Print out every record exactly as it appears.
- - - - - - -
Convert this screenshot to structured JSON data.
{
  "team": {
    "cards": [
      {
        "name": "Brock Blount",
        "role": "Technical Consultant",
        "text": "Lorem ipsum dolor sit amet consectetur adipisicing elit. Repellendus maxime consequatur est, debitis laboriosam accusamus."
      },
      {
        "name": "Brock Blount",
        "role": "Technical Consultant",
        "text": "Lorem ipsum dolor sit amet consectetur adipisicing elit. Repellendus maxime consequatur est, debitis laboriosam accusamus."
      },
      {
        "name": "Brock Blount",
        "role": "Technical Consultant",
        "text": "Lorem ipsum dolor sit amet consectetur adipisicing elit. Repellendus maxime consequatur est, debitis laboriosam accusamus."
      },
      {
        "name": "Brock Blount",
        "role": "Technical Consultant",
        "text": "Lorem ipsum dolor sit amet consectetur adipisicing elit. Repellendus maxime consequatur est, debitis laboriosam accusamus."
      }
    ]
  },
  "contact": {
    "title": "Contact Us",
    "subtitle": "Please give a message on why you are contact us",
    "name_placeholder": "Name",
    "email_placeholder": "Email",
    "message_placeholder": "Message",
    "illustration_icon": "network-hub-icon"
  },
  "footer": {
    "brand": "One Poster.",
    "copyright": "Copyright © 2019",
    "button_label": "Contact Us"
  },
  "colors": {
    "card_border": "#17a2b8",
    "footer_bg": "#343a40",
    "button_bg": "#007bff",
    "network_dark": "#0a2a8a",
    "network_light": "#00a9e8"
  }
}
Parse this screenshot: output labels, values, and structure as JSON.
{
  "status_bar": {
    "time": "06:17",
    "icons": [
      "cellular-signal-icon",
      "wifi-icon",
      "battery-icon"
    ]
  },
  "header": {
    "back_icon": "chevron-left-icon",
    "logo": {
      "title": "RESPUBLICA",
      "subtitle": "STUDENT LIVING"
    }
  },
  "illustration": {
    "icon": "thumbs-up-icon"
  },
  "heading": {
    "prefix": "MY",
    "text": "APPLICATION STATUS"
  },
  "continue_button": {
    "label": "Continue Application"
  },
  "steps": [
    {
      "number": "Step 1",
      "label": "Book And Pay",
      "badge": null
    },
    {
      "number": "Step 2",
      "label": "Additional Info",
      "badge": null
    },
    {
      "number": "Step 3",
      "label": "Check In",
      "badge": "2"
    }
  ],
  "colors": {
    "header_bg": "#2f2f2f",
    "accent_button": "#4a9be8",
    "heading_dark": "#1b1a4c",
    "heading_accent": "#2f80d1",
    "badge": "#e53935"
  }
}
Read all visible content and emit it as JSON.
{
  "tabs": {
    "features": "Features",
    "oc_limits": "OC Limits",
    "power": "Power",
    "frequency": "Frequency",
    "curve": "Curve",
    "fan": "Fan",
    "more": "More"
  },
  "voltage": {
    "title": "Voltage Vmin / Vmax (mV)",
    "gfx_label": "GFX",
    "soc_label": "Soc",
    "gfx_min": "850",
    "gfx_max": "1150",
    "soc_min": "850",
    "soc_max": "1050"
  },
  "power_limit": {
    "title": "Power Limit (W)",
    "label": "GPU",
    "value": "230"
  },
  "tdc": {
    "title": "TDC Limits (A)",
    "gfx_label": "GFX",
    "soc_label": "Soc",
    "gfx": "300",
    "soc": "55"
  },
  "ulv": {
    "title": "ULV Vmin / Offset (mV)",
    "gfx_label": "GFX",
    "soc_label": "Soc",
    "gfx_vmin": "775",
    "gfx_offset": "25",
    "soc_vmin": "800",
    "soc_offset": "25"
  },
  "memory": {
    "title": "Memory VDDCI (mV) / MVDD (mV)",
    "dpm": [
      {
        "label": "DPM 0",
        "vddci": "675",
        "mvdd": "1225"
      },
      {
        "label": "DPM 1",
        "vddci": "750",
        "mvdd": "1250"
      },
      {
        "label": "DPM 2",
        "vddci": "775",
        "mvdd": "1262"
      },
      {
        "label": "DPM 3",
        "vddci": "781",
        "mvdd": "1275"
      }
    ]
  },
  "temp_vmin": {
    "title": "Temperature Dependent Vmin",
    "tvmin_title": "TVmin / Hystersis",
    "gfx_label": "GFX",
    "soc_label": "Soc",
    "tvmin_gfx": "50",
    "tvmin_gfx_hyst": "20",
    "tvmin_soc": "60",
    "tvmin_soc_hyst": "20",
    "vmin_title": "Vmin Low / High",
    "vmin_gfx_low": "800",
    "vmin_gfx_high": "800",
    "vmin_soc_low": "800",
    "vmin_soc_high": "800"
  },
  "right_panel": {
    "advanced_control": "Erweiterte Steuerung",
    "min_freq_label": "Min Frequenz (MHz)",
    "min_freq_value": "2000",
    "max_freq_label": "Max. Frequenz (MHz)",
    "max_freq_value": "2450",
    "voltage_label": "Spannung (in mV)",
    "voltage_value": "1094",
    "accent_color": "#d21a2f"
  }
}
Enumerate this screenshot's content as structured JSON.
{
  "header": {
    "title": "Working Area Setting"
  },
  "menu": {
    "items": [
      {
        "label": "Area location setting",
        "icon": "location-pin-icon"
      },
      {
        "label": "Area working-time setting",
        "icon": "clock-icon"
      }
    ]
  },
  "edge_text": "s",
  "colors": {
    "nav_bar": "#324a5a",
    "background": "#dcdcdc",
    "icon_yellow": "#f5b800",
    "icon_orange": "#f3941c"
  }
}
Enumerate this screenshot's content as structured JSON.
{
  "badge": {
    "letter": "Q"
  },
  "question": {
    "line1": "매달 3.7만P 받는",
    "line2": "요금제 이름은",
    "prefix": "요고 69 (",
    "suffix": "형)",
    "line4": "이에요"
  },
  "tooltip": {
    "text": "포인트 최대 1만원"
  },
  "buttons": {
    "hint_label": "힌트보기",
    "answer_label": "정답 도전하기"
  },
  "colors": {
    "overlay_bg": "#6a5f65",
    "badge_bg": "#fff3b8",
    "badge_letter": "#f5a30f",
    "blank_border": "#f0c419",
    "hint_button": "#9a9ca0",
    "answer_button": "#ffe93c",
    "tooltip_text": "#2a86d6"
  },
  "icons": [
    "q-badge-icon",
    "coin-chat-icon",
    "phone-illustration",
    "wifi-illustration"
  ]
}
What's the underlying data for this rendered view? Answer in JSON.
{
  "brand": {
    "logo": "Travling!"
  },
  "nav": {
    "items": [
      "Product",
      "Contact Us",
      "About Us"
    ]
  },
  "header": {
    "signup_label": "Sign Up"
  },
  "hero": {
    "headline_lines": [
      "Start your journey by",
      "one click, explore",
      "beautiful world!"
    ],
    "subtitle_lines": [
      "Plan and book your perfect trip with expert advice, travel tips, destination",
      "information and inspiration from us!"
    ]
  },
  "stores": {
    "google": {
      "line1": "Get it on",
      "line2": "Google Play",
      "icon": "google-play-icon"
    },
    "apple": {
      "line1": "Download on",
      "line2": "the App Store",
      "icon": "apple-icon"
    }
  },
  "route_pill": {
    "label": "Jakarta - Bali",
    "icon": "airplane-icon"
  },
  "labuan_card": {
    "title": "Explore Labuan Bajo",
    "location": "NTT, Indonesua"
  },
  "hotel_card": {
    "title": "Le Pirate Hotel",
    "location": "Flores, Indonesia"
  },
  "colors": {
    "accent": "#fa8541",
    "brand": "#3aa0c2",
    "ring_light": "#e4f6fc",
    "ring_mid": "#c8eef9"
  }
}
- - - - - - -
● Result of the task:
Convert this screenshot to structured JSON data.
{
  "team": {
    "cards": [
      {
        "name": "Brock Blount",
        "role": "Technical Consultant",
        "text": "Lorem ipsum dolor sit amet consectetur adipisicing elit. Repellendus maxime consequatur est, debitis laboriosam accusamus."
      },
      {
        "name": "Brock Blount",
        "role": "Technical Consultant",
        "text": "Lorem ipsum dolor sit amet consectetur adipisicing elit. Repellendus maxime consequatur est, debitis laboriosam accusamus."
      },
      {
        "name": "Brock Blount",
        "role": "Technical Consultant",
        "text": "Lorem ipsum dolor sit amet consectetur adipisicing elit. Repellendus maxime consequatur est, debitis laboriosam accusamus."
      },
      {
        "name": "Brock Blount",
        "role": "Technical Consultant",
        "text": "Lorem ipsum dolor sit amet consectetur adipisicing elit. Repellendus maxime consequatur est, debitis laboriosam accusamus."
      }
    ]
  },
  "contact": {
    "title": "Contact Us",
    "subtitle": "Please give a message on why you are contact us",
    "name_placeholder": "Name",
    "email_placeholder": "Email",
    "message_placeholder": "Message",
    "illustration_icon": "network-hub-icon"
  },
  "footer": {
    "brand": "One Poster.",
    "copyright": "Copyright © 2019",
    "button_label": "Contact Us"
  },
  "colors": {
    "card_border": "#17a2b8",
    "footer_bg": "#343a40",
    "button_bg": "#007bff",
    "network_dark": "#0a2a8a",
    "network_light": "#00a9e8"
  }
}
Parse this screenshot: output labels, values, and structure as JSON.
{
  "status_bar": {
    "time": "06:17",
    "icons": [
      "cellular-signal-icon",
      "wifi-icon",
      "battery-icon"
    ]
  },
  "header": {
    "back_icon": "chevron-left-icon",
    "logo": {
      "title": "RESPUBLICA",
      "subtitle": "STUDENT LIVING"
    }
  },
  "illustration": {
    "icon": "thumbs-up-icon"
  },
  "heading": {
    "prefix": "MY",
    "text": "APPLICATION STATUS"
  },
  "continue_button": {
    "label": "Continue Application"
  },
  "steps": [
    {
      "number": "Step 1",
      "label": "Book And Pay",
      "badge": null
    },
    {
      "number": "Step 2",
      "label": "Additional Info",
      "badge": null
    },
    {
      "number": "Step 3",
      "label": "Check In",
      "badge": "2"
    }
  ],
  "colors": {
    "header_bg": "#2f2f2f",
    "accent_button": "#4a9be8",
    "heading_dark": "#1b1a4c",
    "heading_accent": "#2f80d1",
    "badge": "#e53935"
  }
}
Read all visible content and emit it as JSON.
{
  "tabs": {
    "features": "Features",
    "oc_limits": "OC Limits",
    "power": "Power",
    "frequency": "Frequency",
    "curve": "Curve",
    "fan": "Fan",
    "more": "More"
  },
  "voltage": {
    "title": "Voltage Vmin / Vmax (mV)",
    "gfx_label": "GFX",
    "soc_label": "Soc",
    "gfx_min": "850",
    "gfx_max": "1150",
    "soc_min": "850",
    "soc_max": "1050"
  },
  "power_limit": {
    "title": "Power Limit (W)",
    "label": "GPU",
    "value": "230"
  },
  "tdc": {
    "title": "TDC Limits (A)",
    "gfx_label": "GFX",
    "soc_label": "Soc",
    "gfx": "300",
    "soc": "55"
  },
  "ulv": {
    "title": "ULV Vmin / Offset (mV)",
    "gfx_label": "GFX",
    "soc_label": "Soc",
    "gfx_vmin": "775",
    "gfx_offset": "25",
    "soc_vmin": "800",
    "soc_offset": "25"
  },
  "memory": {
    "title": "Memory VDDCI (mV) / MVDD (mV)",
    "dpm": [
      {
        "label": "DPM 0",
        "vddci": "675",
        "mvdd": "1225"
      },
      {
        "label": "DPM 1",
        "vddci": "750",
        "mvdd": "1250"
      },
      {
        "label": "DPM 2",
        "vddci": "775",
        "mvdd": "1262"
      },
      {
        "label": "DPM 3",
        "vddci": "781",
        "mvdd": "1275"
      }
    ]
  },
  "temp_vmin": {
    "title": "Temperature Dependent Vmin",
    "tvmin_title": "TVmin / Hystersis",
    "gfx_label": "GFX",
    "soc_label": "Soc",
    "tvmin_gfx": "50",
    "tvmin_gfx_hyst": "20",
    "tvmin_soc": "60",
    "tvmin_soc_hyst": "20",
    "vmin_title": "Vmin Low / High",
    "vmin_gfx_low": "800",
    "vmin_gfx_high": "800",
    "vmin_soc_low": "800",
    "vmin_soc_high": "800"
  },
  "right_panel": {
    "advanced_control": "Erweiterte Steuerung",
    "min_freq_label": "Min Frequenz (MHz)",
    "min_freq_value": "2000",
    "max_freq_label": "Max. Frequenz (MHz)",
    "max_freq_value": "2450",
    "voltage_label": "Spannung (in mV)",
    "voltage_value": "1094",
    "accent_color": "#d21a2f"
  }
}
Enumerate this screenshot's content as structured JSON.
{
  "header": {
    "title": "Working Area Setting"
  },
  "menu": {
    "items": [
      {
        "label": "Area location setting",
        "icon": "location-pin-icon"
      },
      {
        "label": "Area working-time setting",
        "icon": "clock-icon"
      }
    ]
  },
  "edge_text": "s",
  "colors": {
    "nav_bar": "#324a5a",
    "background": "#dcdcdc",
    "icon_yellow": "#f5b800",
    "icon_orange": "#f3941c"
  }
}
Enumerate this screenshot's content as structured JSON.
{
  "badge": {
    "letter": "Q"
  },
  "question": {
    "line1": "매달 3.7만P 받는",
    "line2": "요금제 이름은",
    "prefix": "요고 69 (",
    "suffix": "형)",
    "line4": "이에요"
  },
  "tooltip": {
    "text": "포인트 최대 1만원"
  },
  "buttons": {
    "hint_label": "힌트보기",
    "answer_label": "정답 도전하기"
  },
  "colors": {
    "overlay_bg": "#6a5f65",
    "badge_bg": "#fff3b8",
    "badge_letter": "#f5a30f",
    "blank_border": "#f0c419",
    "hint_button": "#9a9ca0",
    "answer_button": "#ffe93c",
    "tooltip_text": "#2a86d6"
  },
  "icons": [
    "q-badge-icon",
    "coin-chat-icon",
    "phone-illustration",
    "wifi-illustration"
  ]
}
What's the underlying data for this rendered view? Answer in JSON.
{
  "brand": {
    "logo": "Travling!"
  },
  "nav": {
    "items": [
      "Product",
      "Contact Us",
      "About Us"
    ]
  },
  "header": {
    "signup_label": "Sign Up"
  },
  "hero": {
    "headline_lines": [
      "Start your journey by",
      "one click, explore",
      "beautiful world!"
    ],
    "subtitle_lines": [
      "Plan and book your perfect trip with expert advice, travel tips, destination",
      "information and inspiration from us!"
    ]
  },
  "stores": {
    "google": {
      "line1": "Get it on",
      "line2": "Google Play",
      "icon": "google-play-icon"
    },
    "apple": {
      "line1": "Download on",
      "line2": "the App Store",
      "icon": "apple-icon"
    }
  },
  "route_pill": {
    "label": "Jakarta - Bali",
    "icon": "airplane-icon"
  },
  "labuan_card": {
    "title": "Explore Labuan Bajo",
    "location": "NTT, Indonesua"
  },
  "hotel_card": {
    "title": "Le Pirate Hotel",
    "location": "Flores, Indonesia"
  },
  "colors": {
    "accent": "#fa8541",
    "brand": "#3aa0c2",
    "ring_light": "#e4f6fc",
    "ring_mid": "#c8eef9"
  }
}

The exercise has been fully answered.